What the exercise asks:
Locate the string "Popular" in the records below. Copy every line where it occurs.

-------- Data to use --------

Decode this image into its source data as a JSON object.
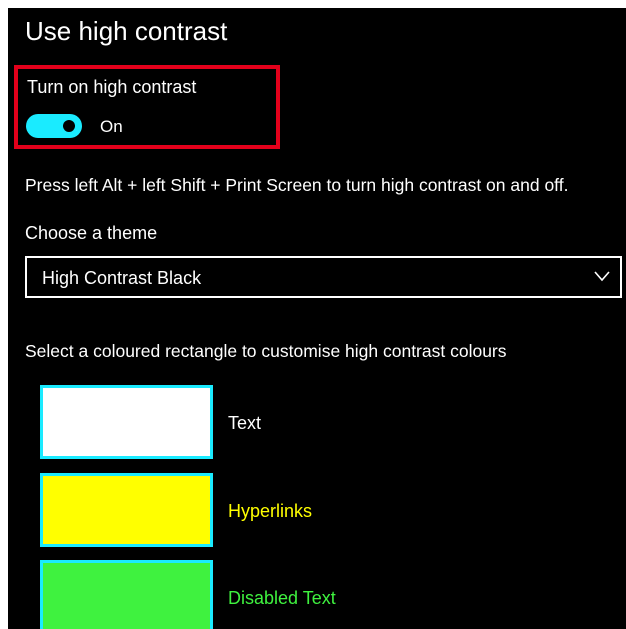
{
  "page": {
    "title": "Use high contrast"
  },
  "toggle": {
    "label": "Turn on high contrast",
    "state": "On",
    "on": true,
    "track_color": "#1aebff"
  },
  "shortcut": {
    "text": "Press left Alt + left Shift + Print Screen to turn high contrast on and off."
  },
  "theme": {
    "label": "Choose a theme",
    "selected": "High Contrast Black",
    "icon": "chevron-down-icon"
  },
  "colours": {
    "label": "Select a coloured rectangle to customise high contrast colours",
    "border_color": "#1aebff",
    "items": [
      {
        "label": "Text",
        "swatch_color": "#ffffff",
        "label_color": "#ffffff"
      },
      {
        "label": "Hyperlinks",
        "swatch_color": "#ffff00",
        "label_color": "#ffff00"
      },
      {
        "label": "Disabled Text",
        "swatch_color": "#3ff23f",
        "label_color": "#3ff23f"
      }
    ]
  },
  "highlight": {
    "color": "#e3001b"
  }
}
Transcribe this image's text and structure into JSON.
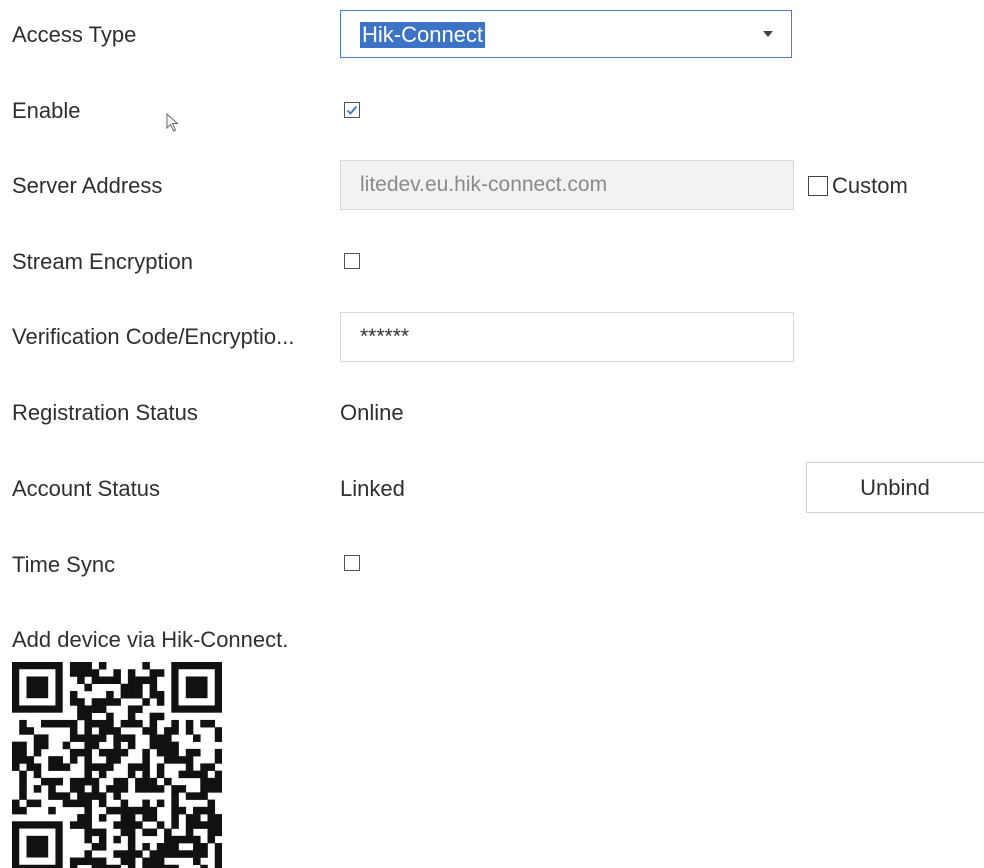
{
  "rows": {
    "access_type": {
      "label": "Access Type",
      "value": "Hik-Connect"
    },
    "enable": {
      "label": "Enable",
      "checked": true
    },
    "server_address": {
      "label": "Server Address",
      "value": "litedev.eu.hik-connect.com",
      "custom_label": "Custom",
      "custom_checked": false
    },
    "stream_encryption": {
      "label": "Stream Encryption",
      "checked": false
    },
    "verification_code": {
      "label": "Verification Code/Encryptio...",
      "value": "******"
    },
    "registration_status": {
      "label": "Registration Status",
      "value": "Online"
    },
    "account_status": {
      "label": "Account Status",
      "value": "Linked",
      "button_label": "Unbind"
    },
    "time_sync": {
      "label": "Time Sync",
      "checked": false
    }
  },
  "qr_caption": "Add device via Hik-Connect.",
  "icons": {
    "dropdown": "chevron-down-icon",
    "checkmark": "checkmark-icon",
    "cursor": "mouse-pointer-icon",
    "qr": "qr-code"
  },
  "colors": {
    "selection_bg": "#3d73c6",
    "focus_border": "#4a7fc8",
    "disabled_bg": "#f2f2f2"
  }
}
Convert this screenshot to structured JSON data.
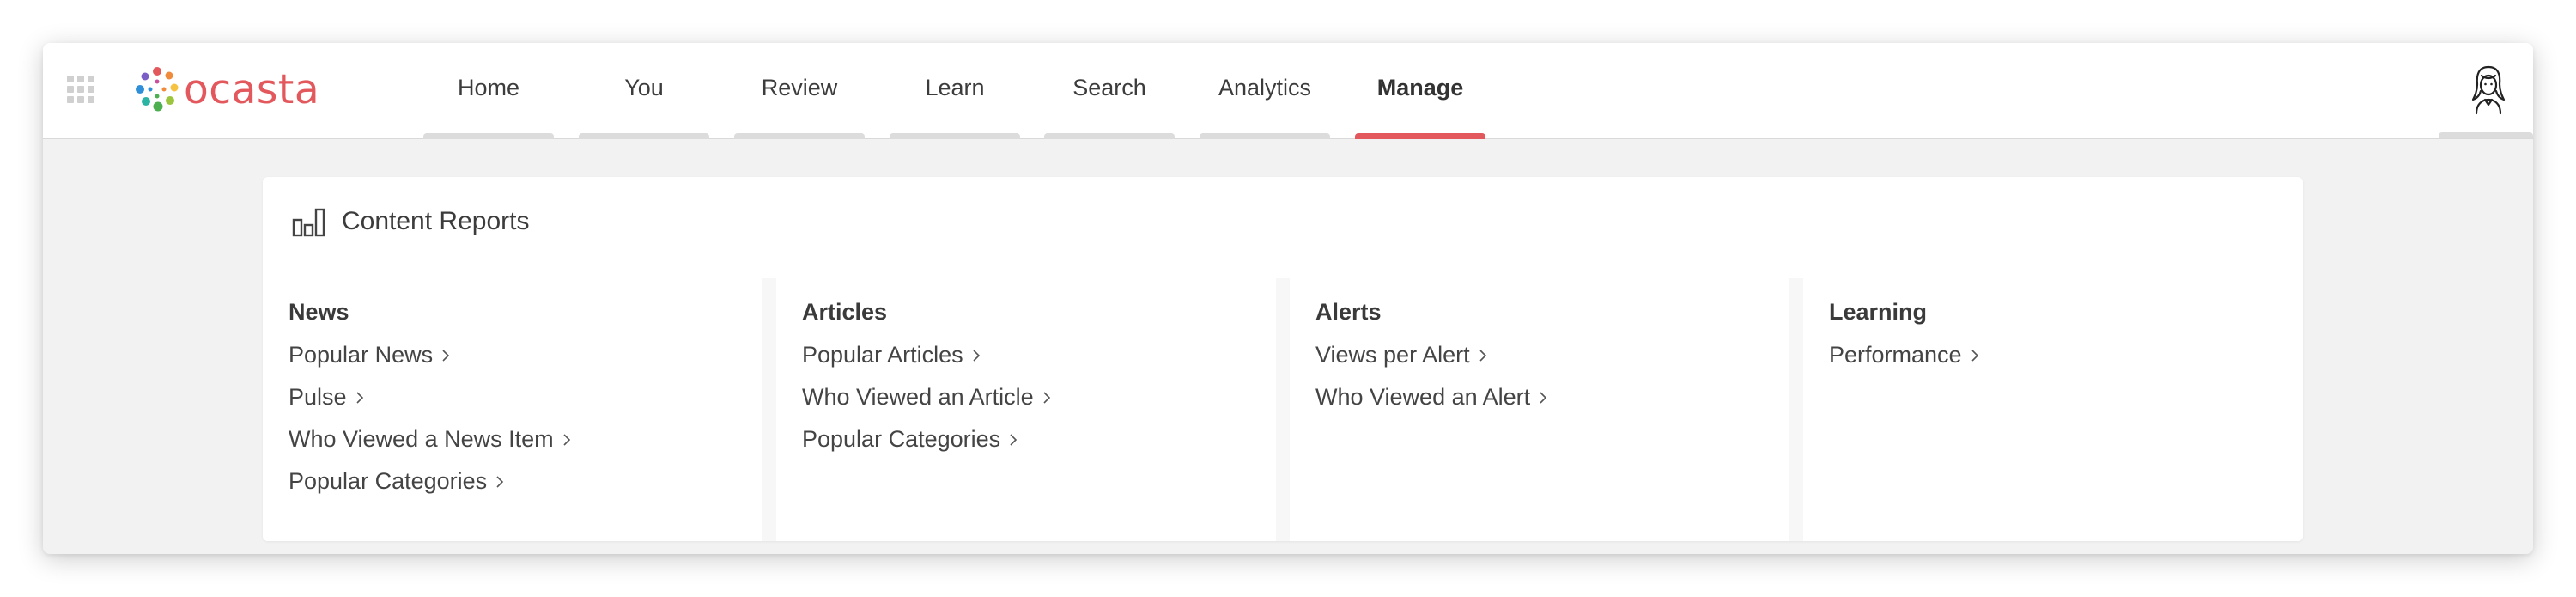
{
  "app": {
    "brand": "ocasta",
    "brand_color": "#e2585c"
  },
  "nav": {
    "tabs": [
      {
        "label": "Home",
        "active": false
      },
      {
        "label": "You",
        "active": false
      },
      {
        "label": "Review",
        "active": false
      },
      {
        "label": "Learn",
        "active": false
      },
      {
        "label": "Search",
        "active": false
      },
      {
        "label": "Analytics",
        "active": false
      },
      {
        "label": "Manage",
        "active": true
      }
    ]
  },
  "icons": {
    "apps": "grid-icon",
    "report": "bar-chart-icon",
    "avatar": "user-avatar",
    "chevron": "chevron-right-icon"
  },
  "report": {
    "title": "Content Reports",
    "columns": [
      {
        "heading": "News",
        "items": [
          "Popular News",
          "Pulse",
          "Who Viewed a News Item",
          "Popular Categories"
        ]
      },
      {
        "heading": "Articles",
        "items": [
          "Popular Articles",
          "Who Viewed an Article",
          "Popular Categories"
        ]
      },
      {
        "heading": "Alerts",
        "items": [
          "Views per Alert",
          "Who Viewed an Alert"
        ]
      },
      {
        "heading": "Learning",
        "items": [
          "Performance"
        ]
      }
    ]
  }
}
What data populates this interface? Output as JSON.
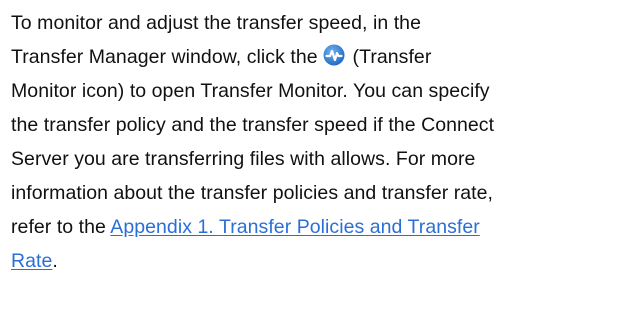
{
  "content": {
    "line1": "To monitor and adjust the transfer speed, in the",
    "line2_before_icon": "Transfer Manager window, click the ",
    "line2_after_icon": " (Transfer",
    "line3": "Monitor icon) to open Transfer Monitor. You can specify",
    "line4": "the transfer policy and the transfer speed if the Connect",
    "line5": "Server you are transferring files with allows. For more",
    "line6": "information about the transfer policies and transfer rate,",
    "line7_before_link": "refer to the ",
    "link_part1": "Appendix 1. Transfer Policies and Transfer",
    "link_part2": "Rate",
    "line8_after_link": "."
  },
  "icon": {
    "name": "transfer-monitor-icon",
    "color": "#2f7fd3"
  },
  "colors": {
    "text": "#111111",
    "link": "#2a6fd6",
    "background": "#ffffff"
  }
}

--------

Solved exercise:
          "Popular News",
          "Popular Categories"
          "Popular Articles",
          "Popular Categories"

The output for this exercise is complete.